The first 100 days in any leadership role is crucial. It is irrelevant if you’re an established leader or appointed in a leadership role for the first time. Your actions and behaviours speak louder than your words. Ensure you make the most of this opportunity to influence, direct and energise your team from the start.
Here are some practical tips that I’ve shared with new leaders in my capacity as an HR executive as part of their onboarding:
1. First impressions die hard and preparation before day one is a necessity. Be clear on the message you want to share with your team, consider your intention and motive behind the message. Remember you have about 7 seconds to make an impact as this is the time it takes for someone to form a mental image of another person.
2. Make building connections your priority and listen a whole lot more than you talk. Good listening means being present, patient and responsive. Do consider how you are showing up in these conversations; don’t judge what you hear or see and concentrate on understanding different views. Make sure your “virtual door” is always open!
3. Be visible and consistent. Let others see your passion and what you care about. The pillars for building trust are competence, care, character. Show your integrity by doing what you said you would do, by when you said you would do it.
4. Establish your credibility but remember trusted leaders don’t mind being vulnerable and admit they don’t have all the answers.
5. Take time to get to know your team members. Identify their strength and growth areas but more importantly their aspirations. Start building a psychological safety net for your team to be innovative and creative. Do that by building mutual respect and creating a mutual benefit for all in every interaction.
6. Take ownership of your relationship with your manager and clarify their expectations. Be level-headed if this differs from your expectations. Establish clear priorities for the key projects and goals in the first 100 days.
7. Embrace a customer value mindset and where relevant ensure you meet with current and potential customers.
8. Allow time for self-reflection, examine what is concerning you and what is encouraging. Look for possibilities to build on the positives and ways to address the concerns in a candid yet respectful way.
9. Aim for small wins, be mindful to not to go too fast and wanting to change everything from the get-go. It is important to build on the trust element first in order for others to buy into your bigger picture.

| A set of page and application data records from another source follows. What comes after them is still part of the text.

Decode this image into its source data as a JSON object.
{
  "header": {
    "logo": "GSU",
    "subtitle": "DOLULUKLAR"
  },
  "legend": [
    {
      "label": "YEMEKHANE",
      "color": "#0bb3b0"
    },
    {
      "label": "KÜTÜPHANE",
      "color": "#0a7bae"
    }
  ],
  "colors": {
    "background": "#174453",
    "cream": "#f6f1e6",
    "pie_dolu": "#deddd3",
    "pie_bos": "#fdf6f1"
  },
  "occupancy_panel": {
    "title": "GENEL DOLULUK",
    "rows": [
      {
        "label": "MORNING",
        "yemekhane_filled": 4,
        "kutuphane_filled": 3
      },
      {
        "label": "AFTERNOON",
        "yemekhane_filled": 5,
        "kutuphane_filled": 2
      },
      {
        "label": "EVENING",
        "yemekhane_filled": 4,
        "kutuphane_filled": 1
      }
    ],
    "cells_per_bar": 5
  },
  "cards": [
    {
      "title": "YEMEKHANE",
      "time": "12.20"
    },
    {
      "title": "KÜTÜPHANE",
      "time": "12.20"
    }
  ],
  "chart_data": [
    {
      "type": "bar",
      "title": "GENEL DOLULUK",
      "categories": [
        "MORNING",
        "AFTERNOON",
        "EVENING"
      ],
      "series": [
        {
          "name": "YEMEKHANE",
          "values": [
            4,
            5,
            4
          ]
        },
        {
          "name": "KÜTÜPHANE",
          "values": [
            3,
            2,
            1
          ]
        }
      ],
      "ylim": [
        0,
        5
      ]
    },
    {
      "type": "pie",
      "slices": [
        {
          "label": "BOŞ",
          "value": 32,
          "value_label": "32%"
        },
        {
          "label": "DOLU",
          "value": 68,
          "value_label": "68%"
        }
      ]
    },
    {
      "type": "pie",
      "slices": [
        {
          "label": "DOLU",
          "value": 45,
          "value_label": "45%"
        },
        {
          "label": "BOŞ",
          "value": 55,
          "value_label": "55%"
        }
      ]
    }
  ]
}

Focus on collaboration and bring others with you, start shaping a win-win culture from the start.
10. Share your vision; effectively communicate how the future might look like. Your team needs to understand where they are going and what their priorities are. Be focused and specific on the results you want to achieve but flexible in the approach how the team achieves this; it allows for the reality of changing conditions and interdependency at play.
In closing, make the most of your opportunity to influence and lead others. Have fun, commit to continuous learning, don’t take yourself too seriously, and remember, we are all human, we make mistakes. Be authentic in celebrating your successes and owning your failures. Most of all “be the leader you wish you had”.
About the author: Anja is a leadership consultant, talent strategist and coach with over 20 years of HR executive experience in the Africa, Middle East, Asia and Australia region. She has lead multi-national teams through transition and change management.